Dictionary.com has decided to change the definition of "court-packing," while China seeks a new definition of human rights.
So what's the big deal? Definitions do change over time.
Let's see what might be wrong with the idea.
I've always wanted to be able to play the oboe, but I'm lazy and too cheap to take oboe lessons. I can, however, play the piano, so perhaps there's a workaround. You'd think it would take eons for a piano to evolve into an oboe, but you'd be wrong. From this moment on, that bulky, quarter-ton black object in the corner of my living room is an oboe.
There — I can play the oboe.
That's as long as no one else agrees I look dotty, so I malign anyone who still insists it's a piano as an oboephobic ignoramus. After a while, even the holdouts cave and start referring to that pile of polished ebony as an oboe.
Now for the next step.
The New York Philharmonic advertises auditions for second oboe, and I apply. When I show up with my seven-foot instrument, they inform me that they're seeking an oboist, not a pianist, but I insist: I am an oboist, and this is my oboe.
While waiting for security to escort me out of the building, I suggest that I might file a complaint against them for othering me and my atypical oboe; it might be easier for them to let me audition than to send their lawyer to the EEOC to unpack my truth.
After my audition, they thank me politely, commend my mastery of the legal/regulatory system, and promise to apprise me of the result within the week. My oboe-movers pack it up and take it home.

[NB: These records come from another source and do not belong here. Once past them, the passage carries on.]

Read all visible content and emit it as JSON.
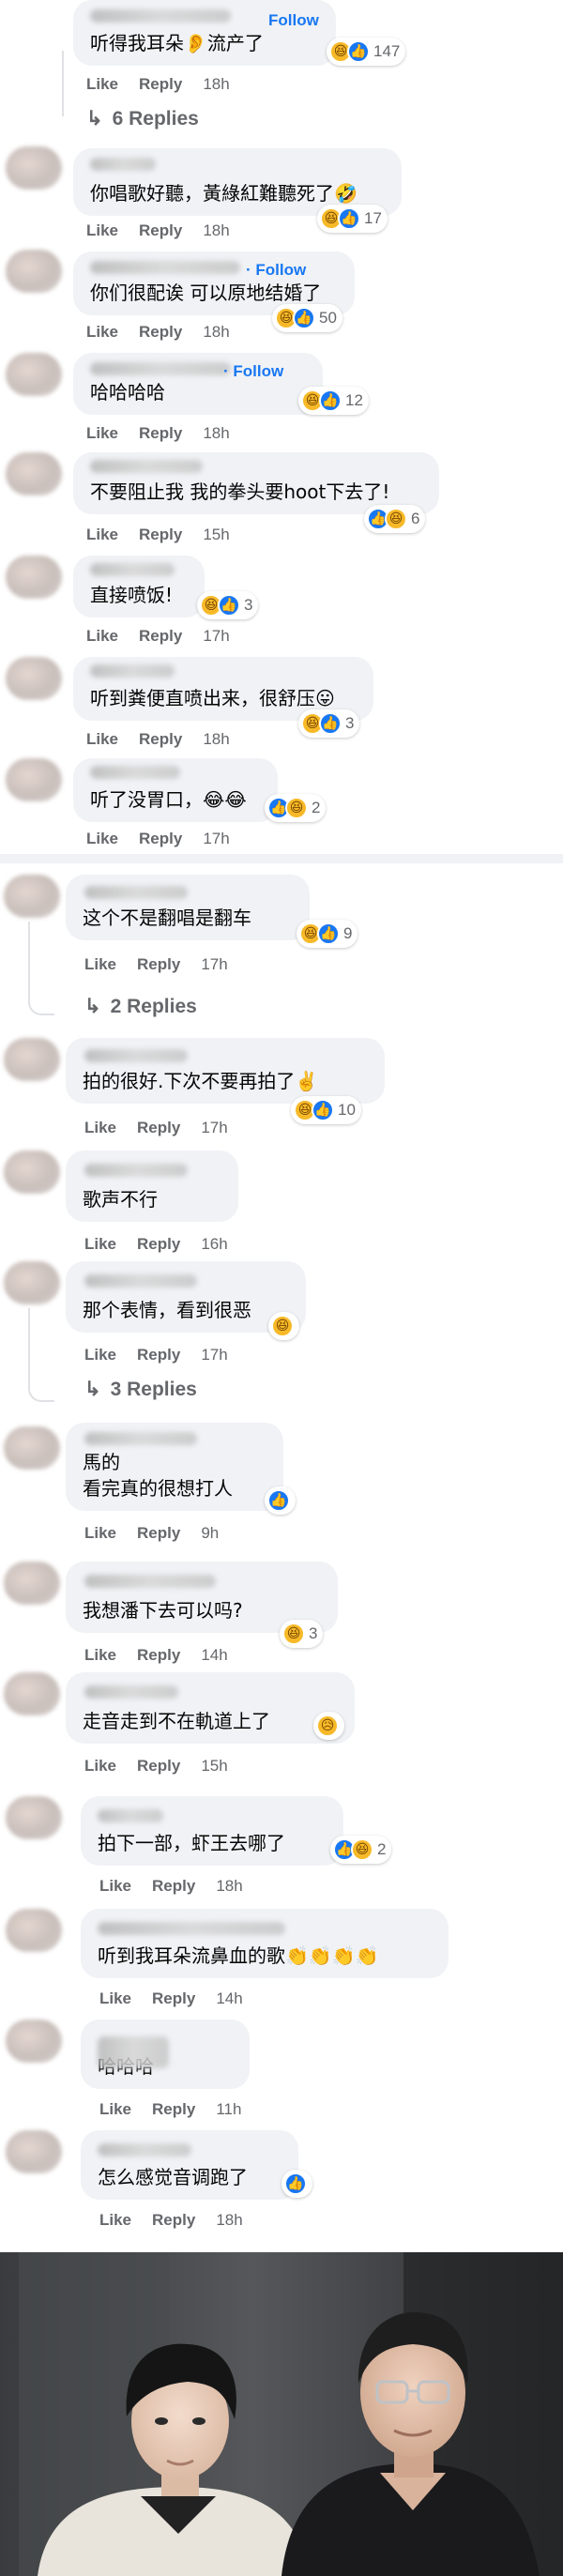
{
  "section_a": {
    "comments": [
      {
        "text": "听得我耳朵👂流产了",
        "follow": "Follow",
        "like": "Like",
        "reply": "Reply",
        "time": "18h",
        "reactions": [
          "haha",
          "like"
        ],
        "count": "147",
        "replies": "6 Replies"
      },
      {
        "text": "你唱歌好聽，黃綠紅難聽死了🤣",
        "like": "Like",
        "reply": "Reply",
        "time": "18h",
        "reactions": [
          "haha",
          "like"
        ],
        "count": "17"
      },
      {
        "text": "你们很配诶 可以原地结婚了",
        "follow": "· Follow",
        "like": "Like",
        "reply": "Reply",
        "time": "18h",
        "reactions": [
          "haha",
          "like"
        ],
        "count": "50"
      },
      {
        "text": "哈哈哈哈",
        "follow": "· Follow",
        "like": "Like",
        "reply": "Reply",
        "time": "18h",
        "reactions": [
          "haha",
          "like"
        ],
        "count": "12"
      },
      {
        "text": "不要阻止我 我的拳头要hoot下去了!",
        "like": "Like",
        "reply": "Reply",
        "time": "15h",
        "reactions": [
          "like",
          "haha"
        ],
        "count": "6"
      },
      {
        "text": "直接喷饭!",
        "like": "Like",
        "reply": "Reply",
        "time": "17h",
        "reactions": [
          "haha",
          "like"
        ],
        "count": "3"
      },
      {
        "text": "听到粪便直喷出来，很舒压😛",
        "like": "Like",
        "reply": "Reply",
        "time": "18h",
        "reactions": [
          "haha",
          "like"
        ],
        "count": "3"
      },
      {
        "text": "听了没胃口，😂😂",
        "like": "Like",
        "reply": "Reply",
        "time": "17h",
        "reactions": [
          "like",
          "haha"
        ],
        "count": "2"
      }
    ]
  },
  "section_b": {
    "comments": [
      {
        "text": "这个不是翻唱是翻车",
        "like": "Like",
        "reply": "Reply",
        "time": "17h",
        "reactions": [
          "haha",
          "like"
        ],
        "count": "9",
        "replies": "2 Replies"
      },
      {
        "text": "拍的很好.下次不要再拍了✌️",
        "like": "Like",
        "reply": "Reply",
        "time": "17h",
        "reactions": [
          "haha",
          "like"
        ],
        "count": "10"
      },
      {
        "text": "歌声不行",
        "like": "Like",
        "reply": "Reply",
        "time": "16h"
      },
      {
        "text": "那个表情，看到很恶",
        "like": "Like",
        "reply": "Reply",
        "time": "17h",
        "reactions": [
          "haha"
        ],
        "count": "",
        "replies": "3 Replies"
      },
      {
        "text": "馬的\n看完真的很想打人",
        "like": "Like",
        "reply": "Reply",
        "time": "9h",
        "reactions": [
          "like"
        ],
        "count": ""
      },
      {
        "text": "我想潘下去可以吗?",
        "like": "Like",
        "reply": "Reply",
        "time": "14h",
        "reactions": [
          "haha"
        ],
        "count": "3"
      },
      {
        "text": "走音走到不在軌道上了",
        "like": "Like",
        "reply": "Reply",
        "time": "15h",
        "reactions": [
          "sad"
        ],
        "count": ""
      },
      {
        "text": "拍下一部，虾王去哪了",
        "like": "Like",
        "reply": "Reply",
        "time": "18h",
        "reactions": [
          "like",
          "haha"
        ],
        "count": "2"
      },
      {
        "text": "听到我耳朵流鼻血的歌👏👏👏👏",
        "like": "Like",
        "reply": "Reply",
        "time": "14h"
      },
      {
        "text": "哈哈哈",
        "like": "Like",
        "reply": "Reply",
        "time": "11h"
      },
      {
        "text": "怎么感觉音调跑了",
        "like": "Like",
        "reply": "Reply",
        "time": "18h",
        "reactions": [
          "like"
        ],
        "count": ""
      }
    ]
  },
  "icons": {
    "haha": "😆",
    "like": "👍",
    "sad": "😥"
  },
  "colors": {
    "bubble": "#f0f2f5",
    "link": "#1877f2",
    "meta": "#65676b",
    "like_reaction": "#1877f2",
    "haha_reaction": "#f7b928"
  },
  "photo": {
    "subject": "two-people-selfie"
  }
}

My next project will be an oboe debut at Carnegie Hall. Don't worry about what the critics will write — as you can see, I'll know how to handle them.

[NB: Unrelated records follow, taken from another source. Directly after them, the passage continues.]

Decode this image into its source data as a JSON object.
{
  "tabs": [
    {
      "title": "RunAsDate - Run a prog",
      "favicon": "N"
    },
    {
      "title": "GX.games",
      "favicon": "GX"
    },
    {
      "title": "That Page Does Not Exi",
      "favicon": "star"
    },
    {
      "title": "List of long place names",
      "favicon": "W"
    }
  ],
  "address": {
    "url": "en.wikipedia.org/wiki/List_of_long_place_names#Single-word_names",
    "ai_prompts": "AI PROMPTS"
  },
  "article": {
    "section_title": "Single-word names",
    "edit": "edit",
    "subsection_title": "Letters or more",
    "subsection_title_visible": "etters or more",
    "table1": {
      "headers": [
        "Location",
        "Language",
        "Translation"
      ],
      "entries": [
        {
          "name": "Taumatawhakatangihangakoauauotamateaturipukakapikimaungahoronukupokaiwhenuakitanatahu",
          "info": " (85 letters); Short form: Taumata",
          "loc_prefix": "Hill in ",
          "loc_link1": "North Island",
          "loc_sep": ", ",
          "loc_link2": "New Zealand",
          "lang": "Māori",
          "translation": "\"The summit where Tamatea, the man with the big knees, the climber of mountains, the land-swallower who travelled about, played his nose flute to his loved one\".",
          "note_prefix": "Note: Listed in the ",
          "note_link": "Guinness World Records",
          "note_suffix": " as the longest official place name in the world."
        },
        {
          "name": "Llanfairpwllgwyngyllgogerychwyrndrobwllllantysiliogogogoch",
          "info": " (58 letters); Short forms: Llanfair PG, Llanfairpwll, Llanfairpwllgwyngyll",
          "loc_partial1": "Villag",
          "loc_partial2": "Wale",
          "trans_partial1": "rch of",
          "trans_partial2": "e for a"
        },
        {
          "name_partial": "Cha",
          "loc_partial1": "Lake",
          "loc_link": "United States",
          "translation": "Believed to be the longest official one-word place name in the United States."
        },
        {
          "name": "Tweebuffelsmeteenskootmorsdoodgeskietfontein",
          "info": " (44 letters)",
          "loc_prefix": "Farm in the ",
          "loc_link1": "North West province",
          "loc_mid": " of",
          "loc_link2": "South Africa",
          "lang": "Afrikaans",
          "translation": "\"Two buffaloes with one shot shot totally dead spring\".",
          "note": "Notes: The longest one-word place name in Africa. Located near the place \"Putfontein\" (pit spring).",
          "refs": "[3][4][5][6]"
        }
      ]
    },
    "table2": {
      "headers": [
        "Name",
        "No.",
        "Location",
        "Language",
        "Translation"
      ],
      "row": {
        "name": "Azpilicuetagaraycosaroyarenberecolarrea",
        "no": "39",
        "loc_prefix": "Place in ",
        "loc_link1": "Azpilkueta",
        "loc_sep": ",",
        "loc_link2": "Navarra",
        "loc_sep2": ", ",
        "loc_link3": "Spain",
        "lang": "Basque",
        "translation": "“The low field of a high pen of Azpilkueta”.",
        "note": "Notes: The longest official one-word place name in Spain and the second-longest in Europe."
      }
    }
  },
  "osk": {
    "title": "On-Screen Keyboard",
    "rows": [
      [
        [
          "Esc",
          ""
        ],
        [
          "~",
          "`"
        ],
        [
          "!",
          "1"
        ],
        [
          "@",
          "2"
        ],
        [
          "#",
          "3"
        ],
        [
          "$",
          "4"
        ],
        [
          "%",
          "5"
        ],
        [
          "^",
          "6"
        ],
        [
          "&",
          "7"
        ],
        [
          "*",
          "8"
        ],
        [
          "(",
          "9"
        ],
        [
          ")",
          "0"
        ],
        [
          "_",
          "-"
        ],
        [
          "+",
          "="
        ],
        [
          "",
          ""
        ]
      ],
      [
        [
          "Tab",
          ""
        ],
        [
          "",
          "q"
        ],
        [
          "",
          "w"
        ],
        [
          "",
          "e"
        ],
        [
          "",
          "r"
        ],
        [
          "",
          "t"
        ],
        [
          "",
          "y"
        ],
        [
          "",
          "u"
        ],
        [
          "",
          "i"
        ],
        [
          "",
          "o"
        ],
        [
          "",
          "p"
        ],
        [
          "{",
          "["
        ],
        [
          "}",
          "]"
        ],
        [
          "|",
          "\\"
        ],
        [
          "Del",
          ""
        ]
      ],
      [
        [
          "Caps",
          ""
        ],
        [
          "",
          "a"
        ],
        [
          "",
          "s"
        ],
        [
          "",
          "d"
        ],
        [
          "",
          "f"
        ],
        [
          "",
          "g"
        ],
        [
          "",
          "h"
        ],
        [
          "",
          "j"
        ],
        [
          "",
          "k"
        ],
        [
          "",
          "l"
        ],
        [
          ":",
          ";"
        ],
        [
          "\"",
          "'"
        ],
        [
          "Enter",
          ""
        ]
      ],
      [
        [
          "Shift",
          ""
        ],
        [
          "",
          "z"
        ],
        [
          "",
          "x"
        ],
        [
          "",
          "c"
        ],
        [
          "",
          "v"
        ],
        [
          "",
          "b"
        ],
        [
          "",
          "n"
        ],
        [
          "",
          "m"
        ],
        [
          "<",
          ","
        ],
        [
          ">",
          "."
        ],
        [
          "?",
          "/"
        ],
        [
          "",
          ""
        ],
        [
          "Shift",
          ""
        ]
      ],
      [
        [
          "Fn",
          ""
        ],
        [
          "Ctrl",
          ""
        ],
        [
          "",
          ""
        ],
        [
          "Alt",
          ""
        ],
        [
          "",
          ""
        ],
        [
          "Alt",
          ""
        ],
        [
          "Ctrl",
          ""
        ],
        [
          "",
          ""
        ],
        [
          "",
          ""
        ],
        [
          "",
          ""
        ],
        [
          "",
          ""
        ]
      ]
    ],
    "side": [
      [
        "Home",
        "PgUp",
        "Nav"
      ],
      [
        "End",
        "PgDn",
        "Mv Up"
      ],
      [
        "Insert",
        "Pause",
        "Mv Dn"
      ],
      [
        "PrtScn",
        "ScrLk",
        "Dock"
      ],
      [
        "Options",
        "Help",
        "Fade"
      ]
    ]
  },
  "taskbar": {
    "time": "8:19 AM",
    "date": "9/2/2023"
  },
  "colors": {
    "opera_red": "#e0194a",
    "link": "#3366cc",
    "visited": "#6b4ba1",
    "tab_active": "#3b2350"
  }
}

Fortunately, I cannot impose my delusion on anyone. A piano will remain a piano.
But what about court packing?
Intellectual influencers have fomented many deliberate shifts of meaning, and their widespread use in the press and popular culture makes it difficult to discuss important ideas rationally — which is the whole idea.
"Affordable" housing, for example, was once called "subsidized." While a reasonable case can be made against subsidies, only a grinch can object to making housing affordable. So it becomes tricky to ask the malodorous question of whether the house that is affordable to the person living in it is also affordable to the person being forced to help pay for it.
The ability to make fine distinctions used to be called "discrimination," but the word now refers to something that will put you in legal difficulties. This shift of meaning has killed two birds with one stone, er, has had a dual effect: while we mustn't discriminate against people by subset (is it still okay to refuse to rent your spare bedroom to a prosti—um, sex worker?), we also mustn't make fine cultural distinctions, since someone's self-esteem might take a hit.
"Mass incarceration" is another of these concepts. China's round-up of Uighurs is actual mass incarceration. Jailing criminals, even thousands of them, for their criminal activities is not. Before heading off to the big house, each alleged perp will have been tried and found guilty. In other words, each case will have been tried individually — the very opposite of "mass incarceration." But in 2021, anyone wishing to toss felons in the poky is Hitler's evil twin.
Back to court-packing. When one person thinks the term refers to filling naturally occurring vacancies with justices who are philosophically simpatico, while the other thinks it means creating and filling new seats on the court, how can intelligent discussion take place?
That is the point — to make intelligent discussion difficult if not impossible.
From redefining words, it's just a baby step to redefining actions: if a society decriminalizes, say, sex with children, the deed remains as loathsome as before, but because of a change of definition, it's no longer a crime and begins to lose its stigma. And if the concept of human rights no longer forbids ethnic cleansing, well, that's how a piano becomes an oboe.